NEW DELHI (Reuters) - Britain already has a good visa system with India, Prime Minister Theresa May said late on Sunday as she arrived in the country for her first bilateral trip outside of the European Union since June’s Brexit vote.
May has said she plans to use the two-day visit to try to reduce barriers to trade with India and pave the way for a post-Brexit free-trade deal, but with the Indian government keen to secure more access to Britain for students and skilled workers, visa numbers are likely to be a sticking point in any talks.
Immigration was central to the debate ahead of Britain’s June 23 vote to leave the EU, and May has vowed to stick to a pledge made by her predecessor David Cameron to bring annual net migration below 100,000 from more than three times that.
Asked by a reporter whether, in return for a trade deal, the government would consider a visa system more sympathetic to Indians, May said Britain already issued more work visas to Indian nationals than to those from China, Australia and the United States combined.
“We have a visa system for countries outside the European Union which ensures the brightest and the best are able to come to the United Kingdom,” she said. “We have, I believe, a good system.
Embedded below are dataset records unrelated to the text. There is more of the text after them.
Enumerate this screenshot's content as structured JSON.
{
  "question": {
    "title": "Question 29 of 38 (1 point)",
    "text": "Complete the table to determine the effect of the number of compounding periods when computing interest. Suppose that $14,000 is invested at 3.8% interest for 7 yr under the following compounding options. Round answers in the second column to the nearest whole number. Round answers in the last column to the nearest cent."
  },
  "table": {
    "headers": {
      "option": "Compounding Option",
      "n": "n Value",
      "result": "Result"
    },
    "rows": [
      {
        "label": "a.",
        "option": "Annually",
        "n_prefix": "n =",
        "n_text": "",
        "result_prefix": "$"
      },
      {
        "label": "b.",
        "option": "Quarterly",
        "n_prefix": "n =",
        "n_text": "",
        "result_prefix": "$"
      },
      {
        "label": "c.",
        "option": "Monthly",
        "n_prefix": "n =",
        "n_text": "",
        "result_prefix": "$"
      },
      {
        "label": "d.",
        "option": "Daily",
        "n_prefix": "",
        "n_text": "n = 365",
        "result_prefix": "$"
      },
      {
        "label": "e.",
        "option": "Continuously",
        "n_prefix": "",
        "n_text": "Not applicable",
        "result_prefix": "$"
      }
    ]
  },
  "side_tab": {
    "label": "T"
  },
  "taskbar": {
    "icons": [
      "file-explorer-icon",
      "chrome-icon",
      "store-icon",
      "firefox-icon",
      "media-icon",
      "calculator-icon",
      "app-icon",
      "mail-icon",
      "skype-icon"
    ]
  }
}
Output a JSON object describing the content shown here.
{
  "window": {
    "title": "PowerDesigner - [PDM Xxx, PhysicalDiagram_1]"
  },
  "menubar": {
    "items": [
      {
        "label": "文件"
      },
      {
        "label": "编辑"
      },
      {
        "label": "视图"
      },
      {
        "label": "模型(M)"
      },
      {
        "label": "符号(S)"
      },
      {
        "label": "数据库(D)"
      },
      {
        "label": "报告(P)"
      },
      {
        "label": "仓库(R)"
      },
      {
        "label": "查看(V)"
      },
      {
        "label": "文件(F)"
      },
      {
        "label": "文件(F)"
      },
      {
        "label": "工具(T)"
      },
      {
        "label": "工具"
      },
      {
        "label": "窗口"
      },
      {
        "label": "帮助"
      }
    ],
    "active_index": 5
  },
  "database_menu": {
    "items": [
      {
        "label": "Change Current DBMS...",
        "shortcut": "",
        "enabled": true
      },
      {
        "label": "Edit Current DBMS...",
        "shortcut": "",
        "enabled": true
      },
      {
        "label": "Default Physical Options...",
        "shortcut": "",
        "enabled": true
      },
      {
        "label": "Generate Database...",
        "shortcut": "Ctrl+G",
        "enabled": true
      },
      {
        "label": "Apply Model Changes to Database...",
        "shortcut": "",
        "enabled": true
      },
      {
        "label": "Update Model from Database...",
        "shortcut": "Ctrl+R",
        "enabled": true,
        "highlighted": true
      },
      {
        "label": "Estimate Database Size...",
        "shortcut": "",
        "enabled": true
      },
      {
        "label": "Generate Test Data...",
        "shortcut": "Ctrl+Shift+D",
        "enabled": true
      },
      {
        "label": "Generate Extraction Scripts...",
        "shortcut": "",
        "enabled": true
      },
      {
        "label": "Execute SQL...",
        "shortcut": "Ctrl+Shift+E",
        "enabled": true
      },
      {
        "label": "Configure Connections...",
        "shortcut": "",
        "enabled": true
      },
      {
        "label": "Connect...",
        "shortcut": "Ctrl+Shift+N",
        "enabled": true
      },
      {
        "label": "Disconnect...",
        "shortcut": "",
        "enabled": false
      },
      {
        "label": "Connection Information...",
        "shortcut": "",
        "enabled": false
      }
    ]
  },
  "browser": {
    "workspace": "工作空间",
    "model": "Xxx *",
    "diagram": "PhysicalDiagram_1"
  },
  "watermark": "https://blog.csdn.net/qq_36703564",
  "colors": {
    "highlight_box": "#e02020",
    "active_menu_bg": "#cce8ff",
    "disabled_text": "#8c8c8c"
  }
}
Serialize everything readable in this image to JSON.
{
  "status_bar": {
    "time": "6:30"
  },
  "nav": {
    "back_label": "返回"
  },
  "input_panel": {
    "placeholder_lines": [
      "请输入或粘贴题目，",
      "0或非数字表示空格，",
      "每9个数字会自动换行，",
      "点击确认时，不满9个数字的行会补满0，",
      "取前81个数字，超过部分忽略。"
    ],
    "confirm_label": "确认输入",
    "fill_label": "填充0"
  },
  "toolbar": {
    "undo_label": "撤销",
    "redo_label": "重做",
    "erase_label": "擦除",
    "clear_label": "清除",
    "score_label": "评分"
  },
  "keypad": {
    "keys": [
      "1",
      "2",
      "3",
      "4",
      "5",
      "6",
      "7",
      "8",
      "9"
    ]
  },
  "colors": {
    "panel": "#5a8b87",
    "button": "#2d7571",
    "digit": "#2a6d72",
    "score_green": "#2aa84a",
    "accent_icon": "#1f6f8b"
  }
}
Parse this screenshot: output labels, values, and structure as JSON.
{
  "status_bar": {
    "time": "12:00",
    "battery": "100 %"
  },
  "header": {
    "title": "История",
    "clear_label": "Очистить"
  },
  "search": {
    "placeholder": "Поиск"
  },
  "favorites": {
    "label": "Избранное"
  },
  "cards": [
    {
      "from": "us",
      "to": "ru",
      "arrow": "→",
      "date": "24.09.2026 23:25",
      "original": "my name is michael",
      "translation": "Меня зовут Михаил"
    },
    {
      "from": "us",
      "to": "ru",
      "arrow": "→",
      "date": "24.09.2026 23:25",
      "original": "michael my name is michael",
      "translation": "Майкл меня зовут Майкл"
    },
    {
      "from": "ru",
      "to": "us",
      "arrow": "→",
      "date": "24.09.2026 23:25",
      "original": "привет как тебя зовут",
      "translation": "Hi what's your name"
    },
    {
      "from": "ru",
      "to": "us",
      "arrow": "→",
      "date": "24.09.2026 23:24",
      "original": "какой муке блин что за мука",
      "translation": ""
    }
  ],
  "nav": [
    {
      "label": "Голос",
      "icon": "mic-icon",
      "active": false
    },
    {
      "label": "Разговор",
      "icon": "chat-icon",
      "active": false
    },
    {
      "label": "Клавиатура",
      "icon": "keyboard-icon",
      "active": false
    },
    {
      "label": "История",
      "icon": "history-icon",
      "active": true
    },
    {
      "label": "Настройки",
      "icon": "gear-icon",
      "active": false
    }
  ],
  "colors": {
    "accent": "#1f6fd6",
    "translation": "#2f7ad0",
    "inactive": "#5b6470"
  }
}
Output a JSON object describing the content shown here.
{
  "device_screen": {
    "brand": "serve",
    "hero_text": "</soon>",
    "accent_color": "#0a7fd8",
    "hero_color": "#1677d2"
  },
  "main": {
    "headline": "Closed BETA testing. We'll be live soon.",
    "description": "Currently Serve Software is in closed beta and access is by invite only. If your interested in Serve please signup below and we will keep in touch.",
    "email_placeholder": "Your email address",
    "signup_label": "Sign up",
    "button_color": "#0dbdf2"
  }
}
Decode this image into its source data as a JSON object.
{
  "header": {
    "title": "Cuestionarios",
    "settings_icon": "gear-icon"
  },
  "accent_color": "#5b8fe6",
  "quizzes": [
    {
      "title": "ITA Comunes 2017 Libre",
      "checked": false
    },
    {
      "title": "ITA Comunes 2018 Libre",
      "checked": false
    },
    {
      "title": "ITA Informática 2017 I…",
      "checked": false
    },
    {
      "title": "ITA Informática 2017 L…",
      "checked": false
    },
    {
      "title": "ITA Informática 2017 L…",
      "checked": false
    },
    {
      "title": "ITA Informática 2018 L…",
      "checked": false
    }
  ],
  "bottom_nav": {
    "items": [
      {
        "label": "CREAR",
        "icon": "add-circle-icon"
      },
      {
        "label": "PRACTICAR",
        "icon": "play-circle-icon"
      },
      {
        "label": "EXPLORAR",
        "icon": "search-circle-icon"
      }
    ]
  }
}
We will be talking about trade here.”
Britain plans to offer new services to improve business travel for Indian visitors, including faster clearance through UK border controls, but an aide to May said this was about speeding up the process rather than boosting numbers.
“As we leave the EU, we want to ensure that the United Kingdom remains one of the most attractive countries in the world to do business and invest,” May said in a statement.
Editing by Louise Ireland